Check every line of the data and copy the ones where "likes" appears.

============

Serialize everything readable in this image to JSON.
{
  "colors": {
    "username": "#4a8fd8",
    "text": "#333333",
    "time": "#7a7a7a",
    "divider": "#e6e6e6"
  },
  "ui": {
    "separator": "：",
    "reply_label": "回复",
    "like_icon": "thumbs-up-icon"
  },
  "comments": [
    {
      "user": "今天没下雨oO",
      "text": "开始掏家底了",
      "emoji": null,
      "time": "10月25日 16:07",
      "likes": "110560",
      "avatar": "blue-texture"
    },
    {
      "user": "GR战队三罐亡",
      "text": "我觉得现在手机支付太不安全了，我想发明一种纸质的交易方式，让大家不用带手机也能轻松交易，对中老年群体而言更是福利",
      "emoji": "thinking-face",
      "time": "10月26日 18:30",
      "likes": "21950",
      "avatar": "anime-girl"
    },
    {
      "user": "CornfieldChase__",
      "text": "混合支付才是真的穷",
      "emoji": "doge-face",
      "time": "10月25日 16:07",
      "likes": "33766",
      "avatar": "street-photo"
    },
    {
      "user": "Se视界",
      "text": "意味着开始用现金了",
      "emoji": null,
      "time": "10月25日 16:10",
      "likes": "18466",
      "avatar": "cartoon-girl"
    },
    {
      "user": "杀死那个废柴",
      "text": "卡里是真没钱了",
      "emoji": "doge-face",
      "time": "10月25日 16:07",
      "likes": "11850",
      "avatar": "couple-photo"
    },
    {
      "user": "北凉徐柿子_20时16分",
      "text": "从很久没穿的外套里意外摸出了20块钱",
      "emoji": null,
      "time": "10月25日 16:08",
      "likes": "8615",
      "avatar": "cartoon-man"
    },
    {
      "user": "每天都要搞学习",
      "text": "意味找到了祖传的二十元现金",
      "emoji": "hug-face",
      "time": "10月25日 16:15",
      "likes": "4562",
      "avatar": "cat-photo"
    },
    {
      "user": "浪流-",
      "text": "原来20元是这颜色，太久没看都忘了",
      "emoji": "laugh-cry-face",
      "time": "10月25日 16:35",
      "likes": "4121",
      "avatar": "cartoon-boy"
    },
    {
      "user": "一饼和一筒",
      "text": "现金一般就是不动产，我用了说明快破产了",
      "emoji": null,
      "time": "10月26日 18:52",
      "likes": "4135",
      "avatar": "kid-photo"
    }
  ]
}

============

• _Result of the exercise_
      "likes": "110560",
      "likes": "21950",
      "likes": "33766",
      "likes": "18466",
      "likes": "11850",
      "likes": "8615",
      "likes": "4562",
      "likes": "4121",
      "likes": "4135",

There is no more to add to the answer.